* TASK INSTRUCTIONS *
Identify each line below containing the string "Match" and copy it.
##############################
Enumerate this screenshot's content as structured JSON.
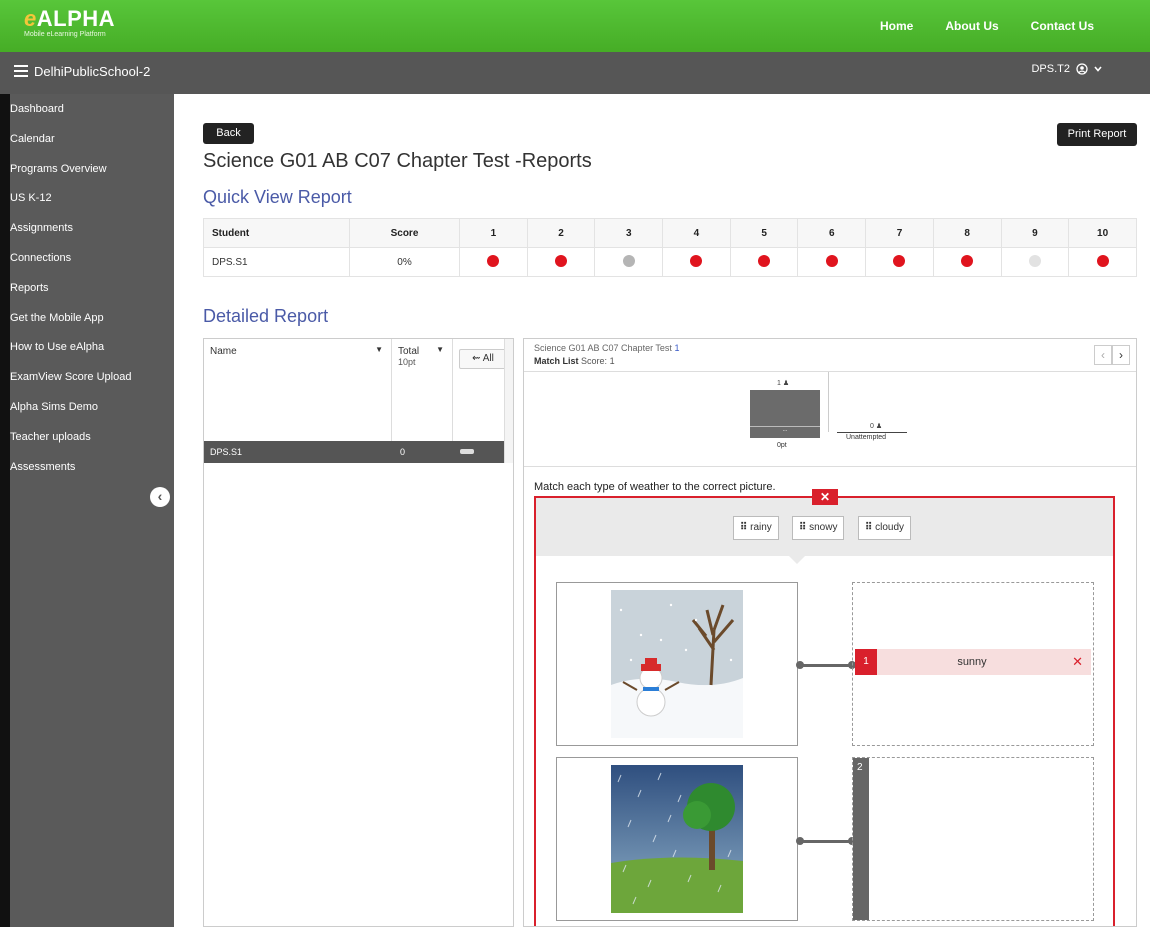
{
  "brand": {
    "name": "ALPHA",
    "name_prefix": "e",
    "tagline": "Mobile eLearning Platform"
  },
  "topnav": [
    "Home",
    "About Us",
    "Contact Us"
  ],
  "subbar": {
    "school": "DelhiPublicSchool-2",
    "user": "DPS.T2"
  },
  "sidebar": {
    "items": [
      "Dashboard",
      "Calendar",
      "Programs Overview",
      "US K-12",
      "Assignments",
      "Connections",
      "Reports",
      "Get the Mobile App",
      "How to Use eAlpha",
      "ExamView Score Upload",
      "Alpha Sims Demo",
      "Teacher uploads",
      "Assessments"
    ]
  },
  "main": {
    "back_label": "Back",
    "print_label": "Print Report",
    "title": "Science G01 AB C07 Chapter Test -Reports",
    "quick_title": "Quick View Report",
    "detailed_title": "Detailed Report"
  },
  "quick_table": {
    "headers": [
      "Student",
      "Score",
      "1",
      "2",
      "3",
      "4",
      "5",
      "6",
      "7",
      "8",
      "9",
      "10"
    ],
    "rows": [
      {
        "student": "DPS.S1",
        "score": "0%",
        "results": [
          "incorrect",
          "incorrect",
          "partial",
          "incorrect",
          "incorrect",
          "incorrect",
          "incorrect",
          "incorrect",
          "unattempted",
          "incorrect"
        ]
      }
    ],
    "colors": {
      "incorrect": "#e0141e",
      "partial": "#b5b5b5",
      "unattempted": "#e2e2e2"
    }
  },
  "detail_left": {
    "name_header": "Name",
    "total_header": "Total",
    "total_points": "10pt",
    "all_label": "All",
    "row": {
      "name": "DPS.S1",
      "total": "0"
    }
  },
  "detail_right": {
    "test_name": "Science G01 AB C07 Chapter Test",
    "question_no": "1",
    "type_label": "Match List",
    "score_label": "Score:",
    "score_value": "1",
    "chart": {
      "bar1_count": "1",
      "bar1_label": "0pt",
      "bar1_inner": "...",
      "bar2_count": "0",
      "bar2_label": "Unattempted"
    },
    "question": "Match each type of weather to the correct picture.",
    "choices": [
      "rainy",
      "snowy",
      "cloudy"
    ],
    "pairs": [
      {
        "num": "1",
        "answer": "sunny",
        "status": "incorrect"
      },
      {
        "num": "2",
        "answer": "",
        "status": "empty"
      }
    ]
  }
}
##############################
* SOLUTION FOR THIS PROBLEM *
    "type_label": "Match List",
    "question": "Match each type of weather to the correct picture.",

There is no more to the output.